I love these neat ideas they have me thinking about what I could have when I grow up or for my kids !It gives me a percpection of what I am going to do when I grow up!I like these ideas for teens.Although there should be ranges for low class middle class….Like cheap ways to make bedrooms fir teens looking amazing to were they will. Love!!
The elementary-school years… they’re a delight. No longer an infant or toddler requiring middle-of-the-night care, but not yet a teen with a corresponding attitude, the elementary-age child, for the most part, is full of fun, love and whimsy. If you have a daughter in this age category, it’s time for her to have a bedroom that reflects her status as “not a baby anymore,” yet still retains the innocence of childhood. Here are twelve ideas for decorating a bedroom that will thrill any little girl,…MORE starting with this adorable space from Chango & Co.
Deputy decoration director Ruth Sleightholme combines a mid-century English colour palette with Grecian-inspired artwork and furniture to create calm and inviting schemes with quirky details that catch the eye.
Teenage girls’ room decorating ideas generally differ from those of boys. When decorating a teen girl’s bedroom, consider making it fit for a princess; after all, her room is her castle. Here are 25 ideas for teenage girls’ rooms.
The main bedroom of Ptolemy Dean’s Sussex newbuild is decorated in shades of blue and grey. This soothing scheme is finished with touched of dark wood. The curtains are in a floral fabric by G P & J Baker.
Before settling on any small bedroom ideas, it’s vital to get out the measuring tape beforehand and work out what size of bed you can comfortably accommodate, while leaving yourself enough floor space to walk around in. Magnolia colours, pale furnishings, mirrors and framed photographs of landscapes can help create the optical illusion that the room is bigger and more spacious. Look for multi-purpose pieces of furniture that hide away clutter in a neat and inventive manner—these can add a flavour of fun and sharp, cutting-edge design to a small room.

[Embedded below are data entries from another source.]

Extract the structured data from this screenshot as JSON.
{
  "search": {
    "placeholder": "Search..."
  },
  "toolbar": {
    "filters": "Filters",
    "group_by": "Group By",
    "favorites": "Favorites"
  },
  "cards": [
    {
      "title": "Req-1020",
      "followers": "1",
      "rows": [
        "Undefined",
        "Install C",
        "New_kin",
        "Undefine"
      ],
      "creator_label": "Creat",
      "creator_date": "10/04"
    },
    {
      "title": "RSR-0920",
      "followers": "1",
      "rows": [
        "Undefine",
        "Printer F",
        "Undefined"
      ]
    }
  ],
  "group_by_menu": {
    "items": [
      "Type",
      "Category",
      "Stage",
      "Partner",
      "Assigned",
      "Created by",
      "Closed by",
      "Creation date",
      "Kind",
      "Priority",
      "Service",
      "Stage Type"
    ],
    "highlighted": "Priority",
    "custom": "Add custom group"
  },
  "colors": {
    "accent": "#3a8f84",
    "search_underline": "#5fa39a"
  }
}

How to decorate kids’ room to make it bright, colorful and functional? How to organize things to prevent mess and keep the décor intact? InteriorHolic provides info about various design solutions for kids’ rooms and ways to organize them.
Be bold with pattern mixing in a little girl’s bedroom accessories to create a space with youthful energy. Like in other rooms, keep scale in mind and mix large, small, and medium-scale patterns to achieve balance. In a shared bedroom, repeat the same patterns from bed to bed and create a symmetrical setup.
Shoe horning three children into one bedroom is no mean feat and to pull it off this stylishly is quite a challenge. Three boys inhabit this small room; each has his own super cool platform bed suspended from ropes at differing levels, an individual wall light and artworks adorning their space. A colour palette of earthy grey looks wonderful teamed with natural wood and uplifting warm yellow. Every bed is identically dressed in crisp white linen and highlighted with a textural grey blanket and accented yellow cushion. Each child has an equal portion of the room so sharing should be a joy and not a trial. In fact, I can quite imagine these boys enjoying bed swapping every night! My top tips would be that when furnishing a small room, limit your palette of colours and materials – using too many will visually clutter a room and make it feel much smaller. The adage “less is more” is so true! Also, wall mounting furniture makes a room feel bigger – it’s all about being able to see under and around things that tricks the eye into thinking a space is bigger than it really is. Image Credit